* PROBLEM TO WORK ON *
Copy out each line of the data that holds the word "JSON".

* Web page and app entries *
-- Opening Marker --
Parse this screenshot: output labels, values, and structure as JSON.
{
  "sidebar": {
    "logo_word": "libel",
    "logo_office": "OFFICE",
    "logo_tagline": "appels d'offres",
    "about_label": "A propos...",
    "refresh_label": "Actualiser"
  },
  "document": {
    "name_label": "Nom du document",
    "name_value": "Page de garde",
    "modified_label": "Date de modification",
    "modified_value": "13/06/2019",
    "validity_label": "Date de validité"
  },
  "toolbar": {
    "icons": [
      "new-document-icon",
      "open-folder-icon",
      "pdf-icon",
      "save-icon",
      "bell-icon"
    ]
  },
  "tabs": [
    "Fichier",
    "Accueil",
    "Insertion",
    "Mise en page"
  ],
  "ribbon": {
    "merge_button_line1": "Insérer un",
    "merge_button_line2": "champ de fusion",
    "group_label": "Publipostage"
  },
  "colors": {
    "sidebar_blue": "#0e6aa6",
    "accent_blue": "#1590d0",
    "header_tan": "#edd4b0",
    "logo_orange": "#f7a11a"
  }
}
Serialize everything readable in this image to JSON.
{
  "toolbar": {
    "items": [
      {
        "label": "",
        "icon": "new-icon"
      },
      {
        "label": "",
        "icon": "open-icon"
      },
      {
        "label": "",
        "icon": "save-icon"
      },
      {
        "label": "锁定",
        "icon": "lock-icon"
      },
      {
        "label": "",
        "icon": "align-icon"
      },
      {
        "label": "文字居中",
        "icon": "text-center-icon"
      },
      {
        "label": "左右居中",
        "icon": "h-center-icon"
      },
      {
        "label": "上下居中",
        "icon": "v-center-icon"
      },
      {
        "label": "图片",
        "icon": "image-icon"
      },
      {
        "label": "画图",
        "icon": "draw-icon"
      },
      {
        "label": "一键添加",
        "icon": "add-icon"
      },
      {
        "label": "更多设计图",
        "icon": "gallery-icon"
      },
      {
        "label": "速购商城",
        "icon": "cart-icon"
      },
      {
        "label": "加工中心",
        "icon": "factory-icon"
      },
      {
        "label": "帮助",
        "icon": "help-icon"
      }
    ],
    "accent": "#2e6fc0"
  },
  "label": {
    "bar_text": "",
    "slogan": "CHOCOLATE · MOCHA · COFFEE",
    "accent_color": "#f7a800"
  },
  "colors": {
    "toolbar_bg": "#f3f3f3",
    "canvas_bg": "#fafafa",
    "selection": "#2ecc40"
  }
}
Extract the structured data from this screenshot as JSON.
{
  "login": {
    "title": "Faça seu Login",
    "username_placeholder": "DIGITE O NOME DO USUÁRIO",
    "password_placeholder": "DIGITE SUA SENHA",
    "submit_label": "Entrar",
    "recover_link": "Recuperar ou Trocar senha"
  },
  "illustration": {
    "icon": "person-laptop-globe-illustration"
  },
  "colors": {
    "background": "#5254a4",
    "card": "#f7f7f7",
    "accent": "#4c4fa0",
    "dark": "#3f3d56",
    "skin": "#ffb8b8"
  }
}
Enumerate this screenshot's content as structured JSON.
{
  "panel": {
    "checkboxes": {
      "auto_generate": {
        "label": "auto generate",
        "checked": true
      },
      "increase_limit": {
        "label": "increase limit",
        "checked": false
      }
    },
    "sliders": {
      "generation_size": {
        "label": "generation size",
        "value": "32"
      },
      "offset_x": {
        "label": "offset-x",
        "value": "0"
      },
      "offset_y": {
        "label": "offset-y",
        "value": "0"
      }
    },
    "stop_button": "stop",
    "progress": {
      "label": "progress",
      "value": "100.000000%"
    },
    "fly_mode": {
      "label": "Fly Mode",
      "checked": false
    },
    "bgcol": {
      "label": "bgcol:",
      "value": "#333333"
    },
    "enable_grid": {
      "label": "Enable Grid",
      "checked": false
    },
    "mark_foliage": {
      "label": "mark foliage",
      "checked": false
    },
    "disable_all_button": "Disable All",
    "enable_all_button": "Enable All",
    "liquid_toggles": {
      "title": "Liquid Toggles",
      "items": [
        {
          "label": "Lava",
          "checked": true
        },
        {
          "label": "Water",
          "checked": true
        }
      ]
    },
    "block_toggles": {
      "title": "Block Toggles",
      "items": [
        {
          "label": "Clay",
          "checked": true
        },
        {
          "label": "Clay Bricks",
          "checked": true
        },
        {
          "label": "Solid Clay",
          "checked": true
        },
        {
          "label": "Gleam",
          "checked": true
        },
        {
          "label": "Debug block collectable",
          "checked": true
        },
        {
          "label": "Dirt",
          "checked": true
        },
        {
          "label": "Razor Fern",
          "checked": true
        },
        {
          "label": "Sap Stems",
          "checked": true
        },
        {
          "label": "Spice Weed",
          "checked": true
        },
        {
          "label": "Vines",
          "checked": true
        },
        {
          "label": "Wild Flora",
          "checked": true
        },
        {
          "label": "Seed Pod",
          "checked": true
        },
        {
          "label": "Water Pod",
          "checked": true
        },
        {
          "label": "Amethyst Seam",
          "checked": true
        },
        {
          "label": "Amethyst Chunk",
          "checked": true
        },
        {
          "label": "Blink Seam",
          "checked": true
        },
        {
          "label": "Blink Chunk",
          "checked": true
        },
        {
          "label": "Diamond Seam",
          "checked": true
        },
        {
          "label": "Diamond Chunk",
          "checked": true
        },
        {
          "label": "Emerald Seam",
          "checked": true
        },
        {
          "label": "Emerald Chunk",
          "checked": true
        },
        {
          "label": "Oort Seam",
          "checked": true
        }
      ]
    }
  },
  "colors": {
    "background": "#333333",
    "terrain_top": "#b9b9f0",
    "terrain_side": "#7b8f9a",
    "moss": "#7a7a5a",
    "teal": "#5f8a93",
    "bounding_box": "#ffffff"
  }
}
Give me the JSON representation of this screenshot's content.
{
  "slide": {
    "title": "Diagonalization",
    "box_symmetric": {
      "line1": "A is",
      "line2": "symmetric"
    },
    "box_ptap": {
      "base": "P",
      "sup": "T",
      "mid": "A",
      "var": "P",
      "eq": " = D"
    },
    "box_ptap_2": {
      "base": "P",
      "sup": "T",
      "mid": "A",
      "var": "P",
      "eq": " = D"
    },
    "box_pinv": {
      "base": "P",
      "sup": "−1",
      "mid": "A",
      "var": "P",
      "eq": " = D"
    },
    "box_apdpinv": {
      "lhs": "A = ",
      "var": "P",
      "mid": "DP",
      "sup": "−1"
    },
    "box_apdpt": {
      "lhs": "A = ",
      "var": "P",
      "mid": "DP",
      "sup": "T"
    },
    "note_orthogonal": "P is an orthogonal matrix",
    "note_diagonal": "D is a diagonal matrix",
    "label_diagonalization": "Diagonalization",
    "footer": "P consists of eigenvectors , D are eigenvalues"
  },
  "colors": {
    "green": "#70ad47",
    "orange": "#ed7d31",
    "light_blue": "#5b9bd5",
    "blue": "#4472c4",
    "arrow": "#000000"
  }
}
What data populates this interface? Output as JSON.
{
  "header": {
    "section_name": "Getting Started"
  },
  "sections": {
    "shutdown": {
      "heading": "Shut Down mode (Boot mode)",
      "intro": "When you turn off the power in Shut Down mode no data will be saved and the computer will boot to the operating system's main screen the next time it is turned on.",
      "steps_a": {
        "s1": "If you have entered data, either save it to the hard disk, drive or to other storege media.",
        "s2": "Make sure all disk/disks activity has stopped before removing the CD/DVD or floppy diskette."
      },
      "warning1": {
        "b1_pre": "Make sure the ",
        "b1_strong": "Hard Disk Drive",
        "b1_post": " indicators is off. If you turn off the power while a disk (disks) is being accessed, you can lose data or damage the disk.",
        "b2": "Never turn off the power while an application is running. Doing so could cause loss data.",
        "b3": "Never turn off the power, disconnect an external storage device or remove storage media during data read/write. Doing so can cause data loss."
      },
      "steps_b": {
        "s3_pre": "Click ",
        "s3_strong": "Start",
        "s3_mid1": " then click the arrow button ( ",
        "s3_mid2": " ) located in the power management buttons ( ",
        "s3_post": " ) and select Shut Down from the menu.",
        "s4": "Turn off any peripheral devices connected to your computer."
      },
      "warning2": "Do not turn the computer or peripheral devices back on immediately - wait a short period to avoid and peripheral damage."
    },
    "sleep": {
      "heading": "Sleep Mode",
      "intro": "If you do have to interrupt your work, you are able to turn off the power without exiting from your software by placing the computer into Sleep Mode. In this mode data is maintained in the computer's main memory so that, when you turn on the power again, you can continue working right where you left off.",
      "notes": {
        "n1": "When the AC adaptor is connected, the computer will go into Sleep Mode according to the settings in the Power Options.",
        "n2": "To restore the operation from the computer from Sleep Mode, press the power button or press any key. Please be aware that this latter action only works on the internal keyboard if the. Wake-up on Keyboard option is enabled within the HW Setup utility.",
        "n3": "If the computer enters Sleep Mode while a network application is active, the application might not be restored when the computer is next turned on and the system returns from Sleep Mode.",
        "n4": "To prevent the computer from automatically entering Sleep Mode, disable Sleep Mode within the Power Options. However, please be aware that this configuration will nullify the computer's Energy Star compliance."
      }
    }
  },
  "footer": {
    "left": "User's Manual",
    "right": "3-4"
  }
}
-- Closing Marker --
* ANSWER TO THE PROBLEM *
Parse this screenshot: output labels, values, and structure as JSON.
Serialize everything readable in this image to JSON.
Extract the structured data from this screenshot as JSON.
Enumerate this screenshot's content as structured JSON.
Give me the JSON representation of this screenshot's content.
What data populates this interface? Output as JSON.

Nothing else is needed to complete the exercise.